“The city was spending half as many resources per student on nursing services in public schools than in non-public schools,” said the department in an unsigned statement. “Given resource constraints, we cannot continue to provide a higher proportion of nursing services to non-public schools without jeopardizing services to public schools.”
But Rabbi Martin Schloss, the BJE’s director of school services, said that reducing the assignment of nurses on a per capita basis left some parochial schools with no nurse on premises.
“This is serious business,” he said. “There are children with asthma, allergic reactions … These are the lives of kids we’re talking about.” He added that many of the yeshivas cannot afford to hire nurses on their own.
While only a handful of yeshivas or Jewish day schools had received a city-funded nurse so far, the BJE had been hoping to expand the program to additional schools.
Councilman Michael McMahon of Staten Island, where the bulk of schools affected by the change are located (most of them Catholic schools) introduced the bill on Oct. 24, noting that there are some 250,000 children in non-public schools in New York.
“For a few million dollars, we can make sure the health and welfare of all children are maintained in this city,” said McMahon, like Felder a freshman Democrat.
Felder said he did not know, or care, where the funding from the program would come from at a time when the city is facing a $5 billion deficit. “That’s not our job,” he said.

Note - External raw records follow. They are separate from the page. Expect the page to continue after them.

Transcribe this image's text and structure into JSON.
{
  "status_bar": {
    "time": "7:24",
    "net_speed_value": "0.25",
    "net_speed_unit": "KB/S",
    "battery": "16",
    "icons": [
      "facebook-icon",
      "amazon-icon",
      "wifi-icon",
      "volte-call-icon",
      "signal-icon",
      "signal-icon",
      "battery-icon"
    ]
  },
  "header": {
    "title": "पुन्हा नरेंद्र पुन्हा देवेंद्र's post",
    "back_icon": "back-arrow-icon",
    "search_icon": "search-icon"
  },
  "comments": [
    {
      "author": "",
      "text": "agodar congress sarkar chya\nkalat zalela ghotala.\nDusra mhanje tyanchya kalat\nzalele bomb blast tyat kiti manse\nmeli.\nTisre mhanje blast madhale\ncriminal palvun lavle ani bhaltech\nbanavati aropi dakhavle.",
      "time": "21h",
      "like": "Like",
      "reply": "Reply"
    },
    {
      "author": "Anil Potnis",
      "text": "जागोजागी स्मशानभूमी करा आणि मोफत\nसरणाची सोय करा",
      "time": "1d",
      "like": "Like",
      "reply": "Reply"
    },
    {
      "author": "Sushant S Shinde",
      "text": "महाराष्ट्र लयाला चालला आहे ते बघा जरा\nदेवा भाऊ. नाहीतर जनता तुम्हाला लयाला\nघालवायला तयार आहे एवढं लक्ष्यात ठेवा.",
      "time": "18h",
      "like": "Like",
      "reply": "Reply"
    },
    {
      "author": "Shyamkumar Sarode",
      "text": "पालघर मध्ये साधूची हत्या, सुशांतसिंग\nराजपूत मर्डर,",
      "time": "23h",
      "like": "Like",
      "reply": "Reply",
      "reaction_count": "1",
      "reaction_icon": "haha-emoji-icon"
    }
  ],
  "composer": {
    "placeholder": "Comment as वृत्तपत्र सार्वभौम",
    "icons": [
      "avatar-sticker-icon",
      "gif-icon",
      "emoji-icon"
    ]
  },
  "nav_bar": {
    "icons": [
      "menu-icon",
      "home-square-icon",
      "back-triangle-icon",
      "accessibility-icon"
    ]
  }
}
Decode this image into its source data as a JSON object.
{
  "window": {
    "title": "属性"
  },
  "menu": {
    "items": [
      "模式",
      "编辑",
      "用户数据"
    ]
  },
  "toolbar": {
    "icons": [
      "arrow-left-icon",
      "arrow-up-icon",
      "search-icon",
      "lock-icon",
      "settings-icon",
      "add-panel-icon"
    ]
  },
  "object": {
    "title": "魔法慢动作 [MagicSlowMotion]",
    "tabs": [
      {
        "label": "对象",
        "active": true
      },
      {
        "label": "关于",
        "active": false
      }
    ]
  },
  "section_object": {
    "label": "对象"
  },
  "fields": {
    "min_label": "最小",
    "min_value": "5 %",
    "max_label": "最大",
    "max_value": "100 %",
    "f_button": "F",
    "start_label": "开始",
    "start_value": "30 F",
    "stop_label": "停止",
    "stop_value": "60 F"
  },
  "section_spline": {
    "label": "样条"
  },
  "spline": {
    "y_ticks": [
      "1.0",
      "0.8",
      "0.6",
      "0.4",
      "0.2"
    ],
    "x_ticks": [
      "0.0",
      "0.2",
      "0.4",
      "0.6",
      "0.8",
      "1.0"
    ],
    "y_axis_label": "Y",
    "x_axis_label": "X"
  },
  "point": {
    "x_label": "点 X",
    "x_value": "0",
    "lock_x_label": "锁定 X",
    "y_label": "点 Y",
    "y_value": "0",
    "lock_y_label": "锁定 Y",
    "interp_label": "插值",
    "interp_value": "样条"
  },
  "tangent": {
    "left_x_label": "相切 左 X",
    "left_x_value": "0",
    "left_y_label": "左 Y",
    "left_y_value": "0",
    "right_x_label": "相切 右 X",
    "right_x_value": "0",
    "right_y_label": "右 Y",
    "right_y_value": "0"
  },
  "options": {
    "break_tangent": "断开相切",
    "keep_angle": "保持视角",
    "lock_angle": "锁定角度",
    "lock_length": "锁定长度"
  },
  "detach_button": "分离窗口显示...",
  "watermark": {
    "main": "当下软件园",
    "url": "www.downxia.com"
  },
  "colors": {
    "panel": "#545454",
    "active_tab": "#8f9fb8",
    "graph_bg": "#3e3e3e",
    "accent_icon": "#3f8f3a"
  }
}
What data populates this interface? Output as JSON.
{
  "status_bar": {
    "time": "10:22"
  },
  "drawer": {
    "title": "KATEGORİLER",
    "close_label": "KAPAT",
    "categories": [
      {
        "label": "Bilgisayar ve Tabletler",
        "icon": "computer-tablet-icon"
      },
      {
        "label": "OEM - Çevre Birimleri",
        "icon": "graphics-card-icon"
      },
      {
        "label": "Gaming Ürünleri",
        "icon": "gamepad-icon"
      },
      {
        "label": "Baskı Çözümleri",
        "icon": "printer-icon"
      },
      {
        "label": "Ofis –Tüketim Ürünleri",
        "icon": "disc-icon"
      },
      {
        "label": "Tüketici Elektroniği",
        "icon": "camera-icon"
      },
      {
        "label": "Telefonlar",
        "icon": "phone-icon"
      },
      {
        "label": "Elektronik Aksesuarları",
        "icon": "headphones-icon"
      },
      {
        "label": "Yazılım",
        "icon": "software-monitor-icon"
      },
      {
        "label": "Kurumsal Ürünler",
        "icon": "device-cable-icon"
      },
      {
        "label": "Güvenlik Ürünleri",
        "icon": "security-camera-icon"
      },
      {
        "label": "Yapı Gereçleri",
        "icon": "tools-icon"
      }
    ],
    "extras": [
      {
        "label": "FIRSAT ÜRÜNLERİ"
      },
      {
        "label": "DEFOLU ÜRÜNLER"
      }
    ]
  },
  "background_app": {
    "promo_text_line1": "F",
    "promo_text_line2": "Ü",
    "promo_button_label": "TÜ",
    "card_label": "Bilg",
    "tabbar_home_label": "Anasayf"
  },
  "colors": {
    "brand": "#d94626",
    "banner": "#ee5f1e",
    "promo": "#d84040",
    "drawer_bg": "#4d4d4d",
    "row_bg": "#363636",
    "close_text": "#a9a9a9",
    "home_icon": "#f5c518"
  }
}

Rabbi Joseph Gellman, principal of Masores Bais in Brooklyn, said the funding cut had left some 600 students at his girls’ yeshiva without an on-site nurse. “We need a nurse to maintain proper records and deal with children and families,” said the rabbi. “There are always children who get sick during the day. Why is a child attending yeshiva any different from a child attending public schools?”